At the moment a special adapter is required to plug a music player into the speaker, but ITRI are creating a way for an MP3 player to just clip on to the poster and a wireless solution is also in development. ITRI hope that they can get their speakers inside movie posters, but also see them as a great solution for installing inside LCD displays. The initial goal is for 8.5-inch by 11-inch sheets that cost about $20, but the hope is to produce whole rolls of the stuff in the not too distant future, which will then be liberally applied to the exteriors of movie theaters, the interiors of automobiles, and the sides of the thinnest of thin-panel TVs. An effective range of 500Hz to 20KHz leaves an awful lot of lower frequencies lacking, but perhaps someone will invent a paper subwoofer one of these days. Manufacturing will eventually be done by producing the speakers on a roll therefore lowering the costs even further.

Icelanders Queue for Last Big Mac

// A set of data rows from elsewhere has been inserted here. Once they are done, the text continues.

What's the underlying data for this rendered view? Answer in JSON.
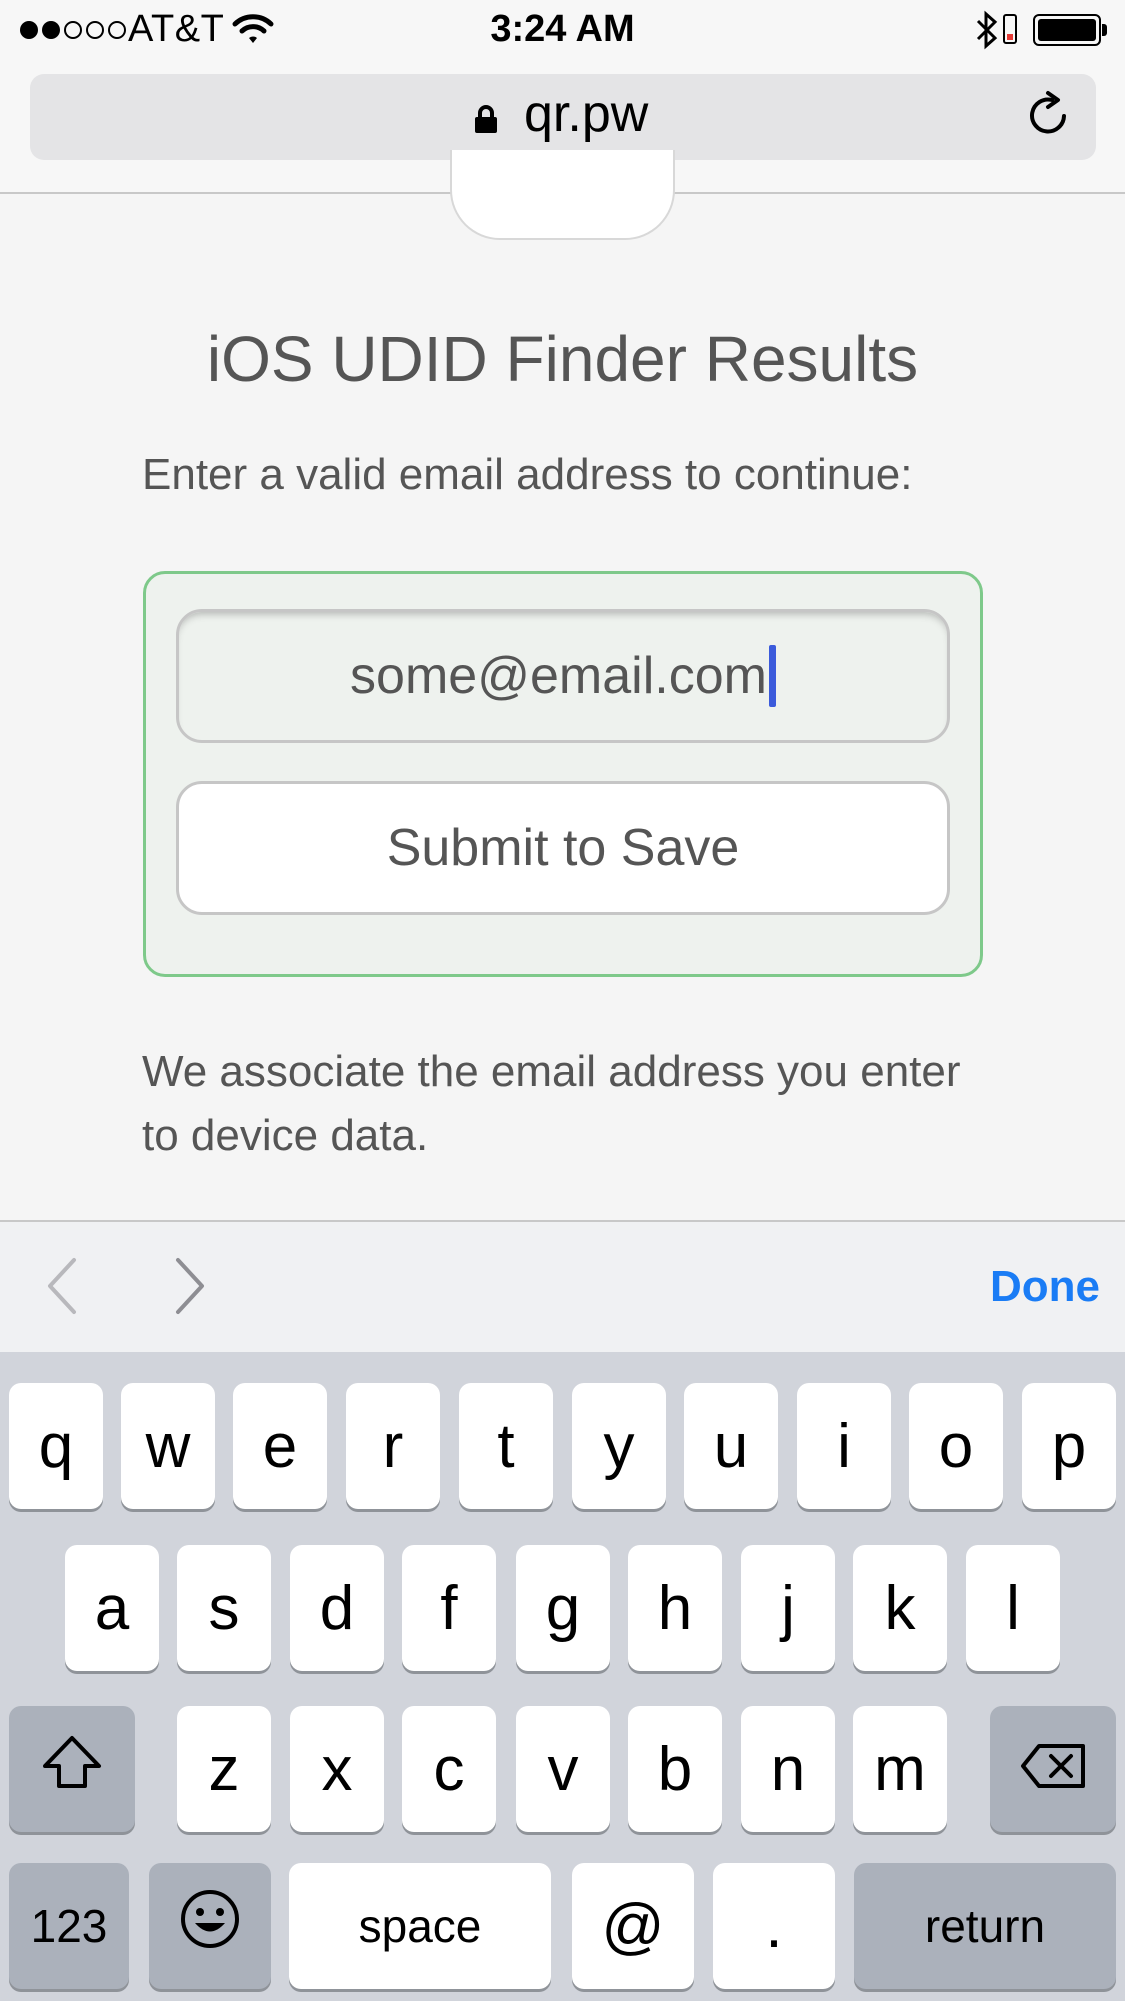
{
  "status_bar": {
    "carrier": "AT&T",
    "time": "3:24 AM",
    "signal_bars_filled": 2,
    "signal_bars_total": 5
  },
  "browser": {
    "url": "qr.pw",
    "icons": {
      "lock": "lock-icon",
      "reload": "reload-icon"
    }
  },
  "page": {
    "title": "iOS UDID Finder Results",
    "instruction": "Enter a valid email address to continue:",
    "email_value": "some@email.com",
    "submit_label": "Submit to Save",
    "note": "We associate the email address you enter to device data.",
    "form_border_color": "#7ec98a"
  },
  "accessory_bar": {
    "done_label": "Done",
    "done_color": "#1a7cf5",
    "icons": {
      "previous": "chevron-left-icon",
      "next": "chevron-right-icon"
    }
  },
  "keyboard": {
    "row1": [
      "q",
      "w",
      "e",
      "r",
      "t",
      "y",
      "u",
      "i",
      "o",
      "p"
    ],
    "row2": [
      "a",
      "s",
      "d",
      "f",
      "g",
      "h",
      "j",
      "k",
      "l"
    ],
    "row3": [
      "z",
      "x",
      "c",
      "v",
      "b",
      "n",
      "m"
    ],
    "numbers_label": "123",
    "space_label": "space",
    "at_label": "@",
    "dot_label": ".",
    "return_label": "return",
    "icons": {
      "shift": "shift-icon",
      "delete": "delete-icon",
      "emoji": "emoji-icon"
    }
  }
}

Thousands of Icelanders lined up at McDonald's restaurants to order their last Big Macs before the US fast-food chain abandons the crisis-hit island at midnight on Saturday due to soaring costs. The world's largest fast-food company said earlier this week that all three of its restaurants in Iceland , operated by franchisee Jon Ogmundsson, would shut down October 31.
The outlets have been packed since the announcement, with lines at one restaurant on the east side of the city backing up out the door and onto the street. At lunchtime on Friday the outlet's parking lot was full and staff inside were working furiously to keep up with the soaring demand.
"It's my last chance for a while to have a real Big Mac," Siggi, a 28-year old salesman waiting in line, told Reuters.
"With the economy as it is, I won't be travelling abroad any time soon," he added. "It's not that I'm a big fan of McDonald's, but a Big Mac now and then adds to variety."
Ogmundsson, who will continue running the restaurants under a different name after taking down the golden arches, said he had even run out of Big Macs for a few hours on Thursday.
"Sales have not just gone up," Ogmundsson was quoted saying in the local media. "It's gone turbo."
Ogmundsson said he managed to catch up with the surge in demand and had been selling about 10,000 burgers a day - more than ever before. Iceland has been reeling from the effects of the financial crisis since October 2008, when its banks collapsed in the space of a week under the weight of billions of dollars in debt. The fall of the banks sapped confidence in Iceland's economy and sent its currency, the crown, into freefall.
McDonald's said the crown's weakness was part of the reason for its withdrawal, along with the high cost of importing food from abroad. McDonald's said it would not seek to come back to Iceland. In a nearby stationary store, Thora Sigurdardottir, a 35-year old nursing assistant, said she had no intention of going for a final McDonald's meal.
"Good riddance," she said.